Release on Own Recognizance in DUI Cases

Phoenix Attorney Defending Drunk Driving Cases

When police officers arrest people suspected of DUI, the drivers may be concerned with the process of leaving police custody to fulfill their family or work obligations. In Arizona, the criminal justice system permits several different types of release, including release on your own recognizance, bond, third-party release, and pretrial services release. Release on own recognizance in DUI cases requires defendants to promise to appear at their next court date. However, they will not have to pay bail or undergo monitoring. In determining whether to release drivers under this condition, the court will examine whether the defendant has failed to appear for past court dates. If you are interested in release on your own recognizance, you should call Phoenix DUI lawyer James E. Novak. As a former prosecutor, Mr. Novak understands both sides of the criminal justice system, how the court determines release and what conditions may be imposed. He may be able to help you.

Release on Own Recognizance in DUI Cases

If you are charged with a crime such as DUI that is bailable as a matter of right, you must be released before and during trial on your own recognizance, without needing to pay bond. The court will determine whether this form of release is appropriate by looking at factors such as whether you have strong ties in the community and are not a risk to yourself or others. If you don't have prior convictions or have a solid record of showing up for court dates in the past, you should be able to secure this form of release.

In general, the criminal justice system presumes that you should be released before trial under the least restrictive conditions, which is release on your own recognizance. If you're released on your own recognizance in connection with DUI charges, you will not have to pay bail. However, in Arizona, the court may impose these conditions in its release order: (1) you must appear at all court proceedings, (2) you must not perpetrate any criminal offense, (3) you must not leave the state without judicial permission, and (4) if you’re released during an appeal after judgment and sentence, you’ll diligently pursue your appeal.

The court may decide not to release a person on his or her own recognizance when the judge determines that this type of release would not reasonably assure an appearance at the next court date. Alternatively, the judge may deny defendants a release on their own recognizance to protect the victims, other persons, or the community at large from risk of harm posed by the defendants. For example, the court may be reluctant to release you on your own recognizance if you intentionally killed someone while drunk driving. When the court makes this determination, it should still impose the least onerous conditions of release set forth in Rule 7.3(c).

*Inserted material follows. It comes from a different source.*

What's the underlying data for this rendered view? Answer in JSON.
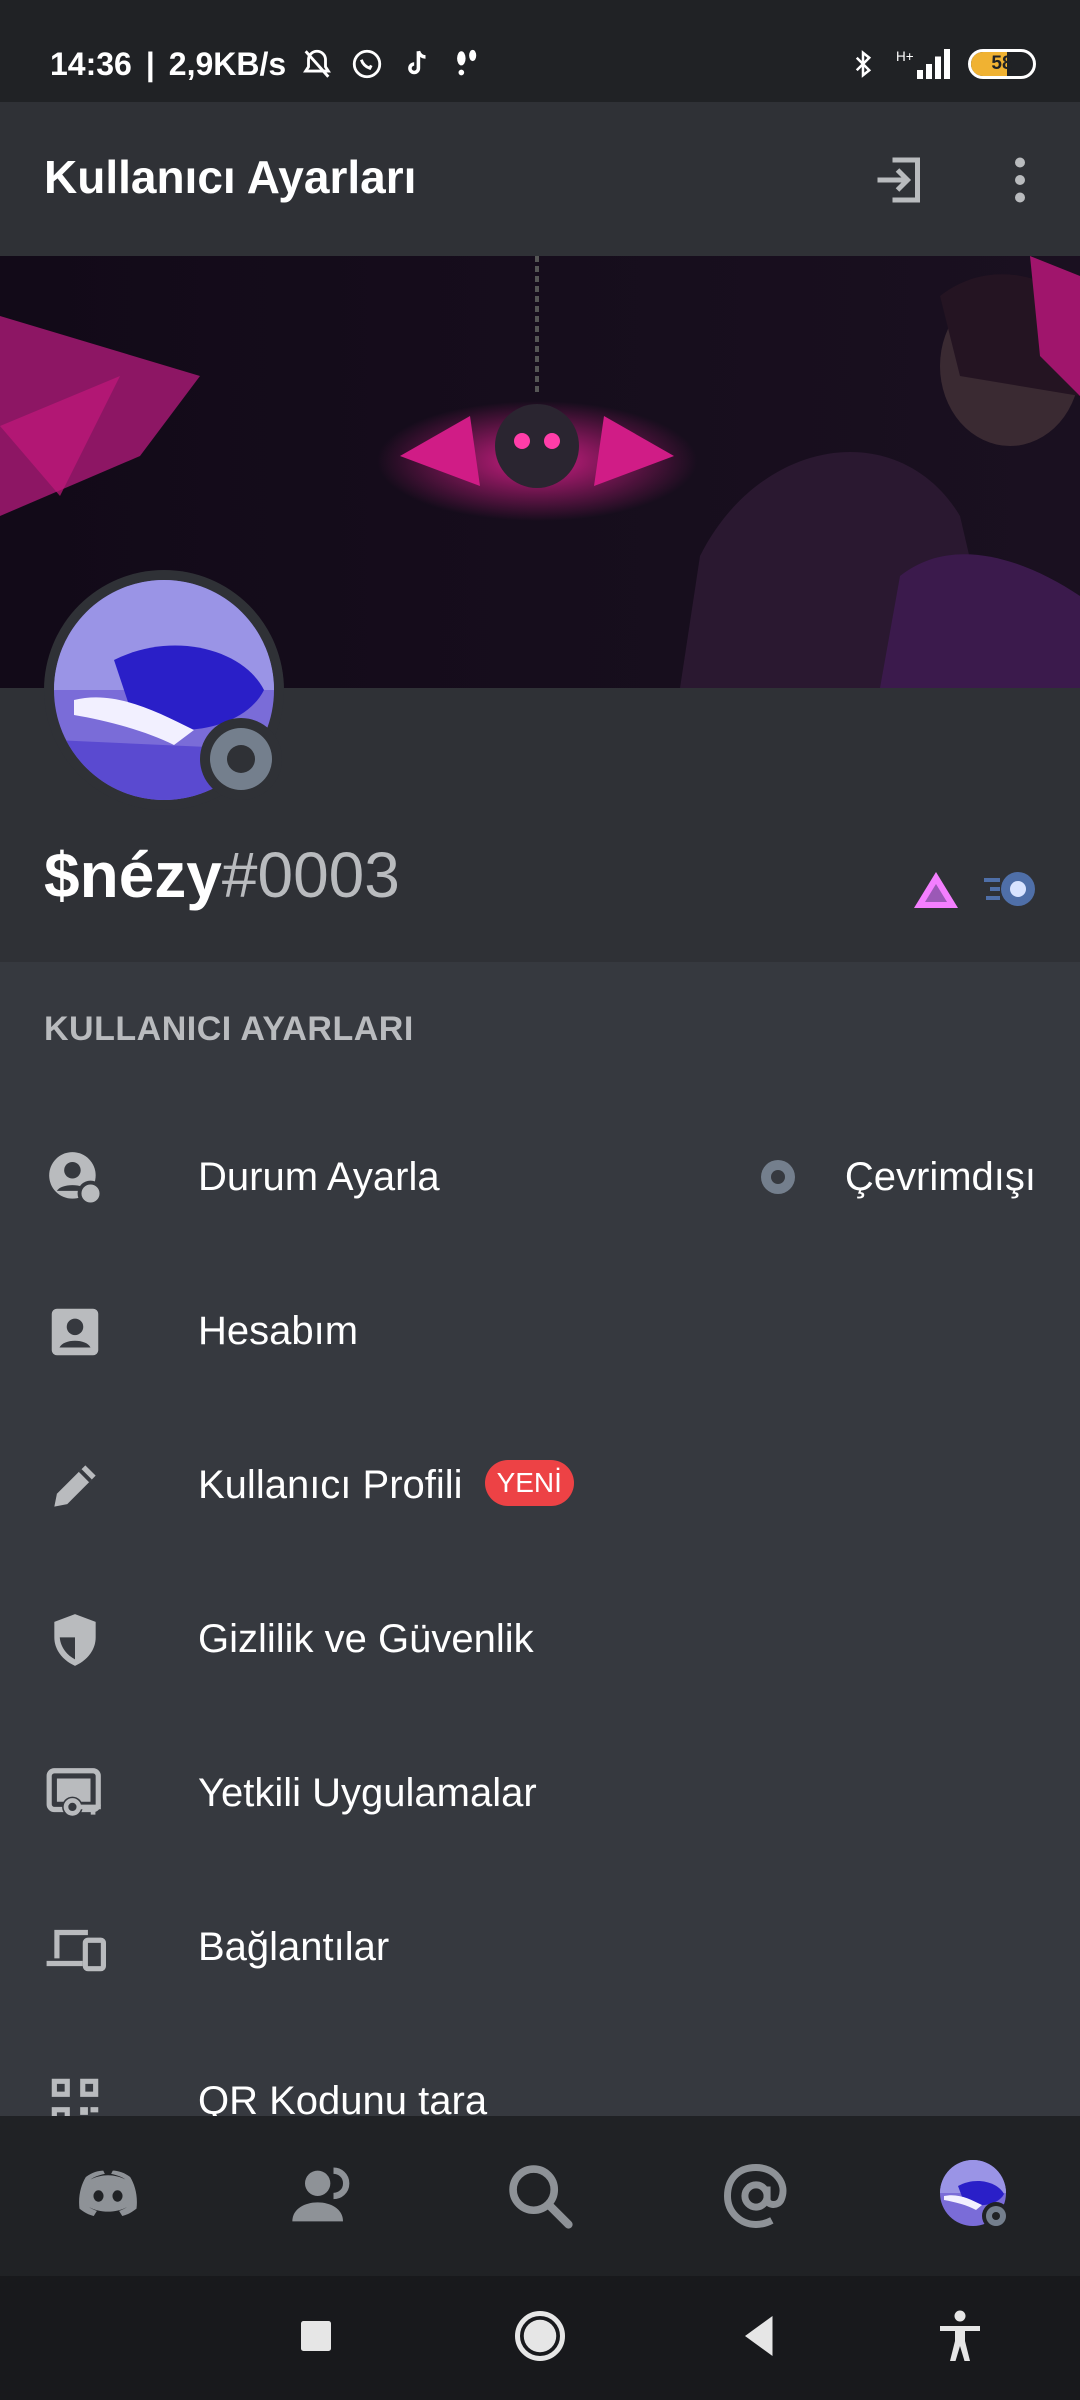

There are circumstances under which a judge will only release you on bond. For example, bail is likely to be required for a felony DUI, even if it's not violent. The court will determine whether the proof is evident or the presumption great that you committed at least one charged felony offense for which release on bail isn't allowed because you present a substantial danger, and no release conditions would reasonably assure the safety of the community, another person, or victim. If you don't show up for your court date in connection with felony DUI, a bond forfeiture hearing may be held to determine whether your money should be kept.

Failure to Appear After Release on Own Recognizance in DUI Cases

When you're released on your own recognizance, you usually need to sign an agreement that you'll appear at a scheduled hearing date. The agreement will specify what happens if you fail to show up. Your failure to appear is a separate criminal charge that can result in the issuance of a bench warrant. You can be arrested and face jail time without bond. In order to get the bench warrant dropped, you'll likely need to retain an attorney to appear before the judge.

Hire a Seasoned Phoenix Lawyer

If you or a loved one has been arrested for drunk driving, you may have options to secure a release. Call attorney James E. Novak who is experienced in defending against DUI charges. He can be reached at (480) 413–1499 and represents clients in Phoenix, along with Gilbert, Chandler, Tempe, Scottsdale, Mesa, and throughout Maricopa County.

Client Reviews
I was facing criminal charges with three priors in my history. Mr Novak was very helpful and got me a lighter sentence than I probably deserved. He is a great attorney and I would highly recommend him. A. T.
James worked tirelessly behind the scenes with the prosecution, to decrease my son’s charges to a more reasonable penalty. I could not have asked for a better, more professional attorney. He treated my son with the utmost respect and walked him through every step of a very difficult situation. S. G.
Attorney Novak did an outstanding job defending my son. Due to his extensive professional background within the court system, he was successfully able to defend my son during a very difficult time for my family. I highly recommend Attorney James Novak for your legal needs. T. G.